Playing electronic musical instruments with the emotional depth of acoustic instruments is a constant challenge. To meet that challenge, instrument makers have harnessed wheels, joysticks, touch pads, and other devices for manipulating expressive parameters with one hand as you play the keyboard with the other. Polyphonic multidimensional controllers go furthest toward enabling a broad range of expression, but most are expensive and require many hours of practice to master.
The Touché is so sensitive and responsive that barely grazing its surface or lightly tapping it rhythmically can produce wonderfully nuanced effects.
Enter French newcomer Expressive E with an ingenious tactile solution. The Touché is a uniquely expressive MIDI controller designed for one-handed operation. It transmits MIDI data to whatever parameters you choose in response to where and how much pressure you apply to its upper surface, called the Skin. Made of wood, the Skin is magnetically mounted atop a rigid, slightly rubberized plastic housing that sits on any flat surface. The Touché is built to last, and works standalone or paired with a VST and AU-compatible plug-in called Lié. Although it’s currently available for the Mac only, Expressive E is developing a Windows 10 version.
The Skin tilts in four directions called Shiftings—left, right, top, and bottom—and responds to the slightest touch, transmitting MIDI CCs 16 through 19 by default. You can route them to bend pitch down when you nudge the Skin to the left, for example, bend pitch up when you nudge it to the right, lower filter frequency and increase resonance when you press on the top edge, and boost effects depth when you press on the bottom. You can assign multiple parameters to each Shifting, as long as they total no more than eight. Physical gestures such as stroking, slapping, and wiggling the Skin make the Touché an integral part of your musical performance.

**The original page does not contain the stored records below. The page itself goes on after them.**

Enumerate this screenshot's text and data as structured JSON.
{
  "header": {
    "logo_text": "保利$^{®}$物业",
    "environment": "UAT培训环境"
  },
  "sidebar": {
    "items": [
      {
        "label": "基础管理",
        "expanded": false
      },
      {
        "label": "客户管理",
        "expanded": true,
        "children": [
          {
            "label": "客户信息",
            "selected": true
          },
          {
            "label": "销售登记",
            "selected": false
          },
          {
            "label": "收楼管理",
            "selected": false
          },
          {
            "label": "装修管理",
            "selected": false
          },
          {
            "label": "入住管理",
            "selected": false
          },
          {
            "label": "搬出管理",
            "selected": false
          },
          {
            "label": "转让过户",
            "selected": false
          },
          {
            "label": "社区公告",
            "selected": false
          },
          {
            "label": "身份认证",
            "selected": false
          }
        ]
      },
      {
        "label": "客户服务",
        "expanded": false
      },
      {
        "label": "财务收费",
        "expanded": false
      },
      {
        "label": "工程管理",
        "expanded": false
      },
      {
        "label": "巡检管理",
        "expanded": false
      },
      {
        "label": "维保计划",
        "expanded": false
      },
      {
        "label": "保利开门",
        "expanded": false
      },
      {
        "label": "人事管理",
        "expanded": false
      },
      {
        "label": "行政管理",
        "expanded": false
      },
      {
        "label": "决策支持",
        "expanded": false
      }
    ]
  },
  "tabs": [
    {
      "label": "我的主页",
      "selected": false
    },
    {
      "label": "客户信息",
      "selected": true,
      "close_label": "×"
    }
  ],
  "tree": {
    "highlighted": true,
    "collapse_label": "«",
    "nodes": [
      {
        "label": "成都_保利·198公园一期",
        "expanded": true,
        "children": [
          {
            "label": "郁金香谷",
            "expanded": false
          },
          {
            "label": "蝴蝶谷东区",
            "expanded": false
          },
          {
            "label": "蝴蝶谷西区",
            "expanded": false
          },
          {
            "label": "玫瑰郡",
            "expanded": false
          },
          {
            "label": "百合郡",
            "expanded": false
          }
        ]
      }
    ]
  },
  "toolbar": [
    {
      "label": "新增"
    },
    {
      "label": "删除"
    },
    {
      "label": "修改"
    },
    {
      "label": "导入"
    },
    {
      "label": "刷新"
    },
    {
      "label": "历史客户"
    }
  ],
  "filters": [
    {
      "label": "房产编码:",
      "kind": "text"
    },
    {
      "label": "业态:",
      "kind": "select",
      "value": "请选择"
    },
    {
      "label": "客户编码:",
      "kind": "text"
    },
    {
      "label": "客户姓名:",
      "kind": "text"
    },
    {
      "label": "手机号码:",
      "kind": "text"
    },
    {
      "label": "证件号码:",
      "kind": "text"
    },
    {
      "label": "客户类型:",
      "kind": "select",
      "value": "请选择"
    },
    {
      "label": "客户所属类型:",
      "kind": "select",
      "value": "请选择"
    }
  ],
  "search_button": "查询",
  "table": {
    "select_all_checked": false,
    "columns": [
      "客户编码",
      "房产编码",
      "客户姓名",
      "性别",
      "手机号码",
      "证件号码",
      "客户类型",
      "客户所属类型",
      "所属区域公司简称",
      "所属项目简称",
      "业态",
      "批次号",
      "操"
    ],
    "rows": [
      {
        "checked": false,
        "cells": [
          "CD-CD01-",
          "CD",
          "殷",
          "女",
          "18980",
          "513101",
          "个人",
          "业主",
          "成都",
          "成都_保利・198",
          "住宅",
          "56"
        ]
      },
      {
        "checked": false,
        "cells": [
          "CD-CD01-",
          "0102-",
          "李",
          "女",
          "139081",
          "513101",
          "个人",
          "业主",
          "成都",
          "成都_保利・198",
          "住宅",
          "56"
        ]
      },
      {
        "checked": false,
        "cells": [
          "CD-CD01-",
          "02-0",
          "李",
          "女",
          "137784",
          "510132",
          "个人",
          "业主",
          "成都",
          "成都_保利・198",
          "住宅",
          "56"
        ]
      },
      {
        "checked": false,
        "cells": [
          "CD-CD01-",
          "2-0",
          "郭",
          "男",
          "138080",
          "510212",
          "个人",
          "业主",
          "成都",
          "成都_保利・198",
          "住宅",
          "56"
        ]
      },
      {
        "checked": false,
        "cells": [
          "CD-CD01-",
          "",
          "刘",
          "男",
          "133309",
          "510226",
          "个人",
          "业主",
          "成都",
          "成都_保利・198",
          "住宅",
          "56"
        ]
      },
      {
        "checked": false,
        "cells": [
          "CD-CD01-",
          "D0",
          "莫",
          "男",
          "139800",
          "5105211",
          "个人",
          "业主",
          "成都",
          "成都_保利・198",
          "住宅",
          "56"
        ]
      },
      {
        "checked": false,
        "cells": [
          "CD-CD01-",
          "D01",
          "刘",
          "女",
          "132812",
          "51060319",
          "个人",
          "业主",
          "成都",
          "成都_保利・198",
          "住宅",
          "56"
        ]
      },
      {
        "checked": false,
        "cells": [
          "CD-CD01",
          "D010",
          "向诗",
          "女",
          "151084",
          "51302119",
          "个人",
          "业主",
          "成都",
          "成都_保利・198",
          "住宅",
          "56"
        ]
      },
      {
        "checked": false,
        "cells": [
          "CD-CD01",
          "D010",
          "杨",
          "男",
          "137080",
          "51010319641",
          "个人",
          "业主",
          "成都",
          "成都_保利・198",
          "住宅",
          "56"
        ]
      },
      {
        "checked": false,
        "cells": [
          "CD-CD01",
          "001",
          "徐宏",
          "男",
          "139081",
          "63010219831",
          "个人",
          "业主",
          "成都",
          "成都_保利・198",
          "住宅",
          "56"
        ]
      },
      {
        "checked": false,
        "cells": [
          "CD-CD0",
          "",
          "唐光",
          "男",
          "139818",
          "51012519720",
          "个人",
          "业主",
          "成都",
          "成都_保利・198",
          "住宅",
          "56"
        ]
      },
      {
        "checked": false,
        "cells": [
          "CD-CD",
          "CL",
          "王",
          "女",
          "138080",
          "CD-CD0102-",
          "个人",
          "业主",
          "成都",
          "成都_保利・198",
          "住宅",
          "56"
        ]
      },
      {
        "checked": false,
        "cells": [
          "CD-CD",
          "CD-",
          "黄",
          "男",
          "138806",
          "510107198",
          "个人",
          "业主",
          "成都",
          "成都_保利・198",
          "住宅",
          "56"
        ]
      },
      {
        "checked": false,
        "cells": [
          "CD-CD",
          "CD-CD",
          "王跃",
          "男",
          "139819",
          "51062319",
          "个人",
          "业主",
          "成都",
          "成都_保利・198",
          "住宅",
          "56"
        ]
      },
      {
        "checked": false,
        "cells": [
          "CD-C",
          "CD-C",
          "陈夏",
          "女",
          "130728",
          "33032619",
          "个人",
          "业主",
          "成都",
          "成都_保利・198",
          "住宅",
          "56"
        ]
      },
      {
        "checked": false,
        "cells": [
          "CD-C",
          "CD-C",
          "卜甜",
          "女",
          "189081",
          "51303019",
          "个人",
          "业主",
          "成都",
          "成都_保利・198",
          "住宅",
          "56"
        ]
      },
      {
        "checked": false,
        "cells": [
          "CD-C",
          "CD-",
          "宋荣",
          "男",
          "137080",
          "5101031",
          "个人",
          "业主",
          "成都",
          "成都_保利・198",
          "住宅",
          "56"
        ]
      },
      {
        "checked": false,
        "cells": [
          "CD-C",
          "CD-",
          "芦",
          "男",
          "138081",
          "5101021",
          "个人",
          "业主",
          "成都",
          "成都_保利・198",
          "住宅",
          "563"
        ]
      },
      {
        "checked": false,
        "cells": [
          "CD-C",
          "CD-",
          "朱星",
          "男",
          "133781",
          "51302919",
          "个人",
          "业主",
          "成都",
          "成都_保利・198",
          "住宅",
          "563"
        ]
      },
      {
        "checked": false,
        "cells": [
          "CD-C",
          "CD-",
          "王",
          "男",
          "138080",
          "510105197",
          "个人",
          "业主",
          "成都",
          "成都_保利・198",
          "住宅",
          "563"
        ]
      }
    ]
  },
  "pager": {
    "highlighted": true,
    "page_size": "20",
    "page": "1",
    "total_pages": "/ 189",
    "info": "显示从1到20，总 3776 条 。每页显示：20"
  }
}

On the 9.5-inch-long housing are two large buttons and a clickable rotary encoder with four LEDs that change color to indicate status. Each of the buttons sends MIDI On/Off messages and lets you select presets. The encoder adjusts the unit’s sensitivity, and pressing down on it freezes the values of the four Shiftings (indicated by blinking LEDs), thus freeing your hand for other tasks. A USB connector in back powers the hardware. Also in back are four CV outputs on 3.5mm jacks that can connect to modular synths and other CV-compatible gear. Included miniplug-to-DIN jack adapters connect to two additional 3.5mm jacks, which function as MIDI In and Out/Thru ports.
PRETTY LITTLE LIÉ
Fig. 1. The software component, Lié, is used for setting up controller assignments and serves as a VST plug-in host.
Lié’s primary function is as a communications hub between the controller and whatever is being controlled. It includes templates for more than 70 hardware synths, ranging from the Arturia MatrixBrute to the Yamaha Reface series. You can program your own presets for almost any hardware or VST instrument by defining MIDI or CV assignments, value ranges, and so on, using Lié’s graphical controls and displays. Once programmed, you can instantly load as many as eight parameter sets on-the-fly.
Lié also includes more than 300 Touché-optimized patch presets. Most are for the free UVI Workstation, which means you can begin using the device right away. This excellent patch collection takes full advantage of the Touché’s capabilities right out of the box.
Lié also functions as a plug-in host that can run VST instruments in software that supports only Audio Units, such as Logic Pro X. After it scans your VST folder, it displays the GUI for any instrument plug-in you select. If a plug-in is incompatible, it tells you so, but it worked with almost every one I tried. Thanks to Lié, VST instruments are no longer off-limits for Logic users. However, because it does not recognize AU instrument plugins, you’ll need to have VST versions installed to use the Touché with software instruments. In addition to live performance and recording, the Touché is ideal for entering controller information after you’ve laid down a MIDI track. The only issue I encountered was deciding where to position it. It’s perfect for a tabletop, but most keyboard control panels and keyboard stands have no place to put it.
Nonetheless, I like it so much I’ve made it a permanent part of my rig. If you want to see the Touché in action, check out the videos on Expressive E’s website.
Enables subtle expressivity. Transmits any controller message. Includes presets. Software VST-to-AU converter.
Requires a flat surface. Works only with VST instruments. Incompatible with Pro Tools.
Writer, synthesist, and Electronic Musician editor-at-large Geary Yelton lives in Asheville, North Carolina.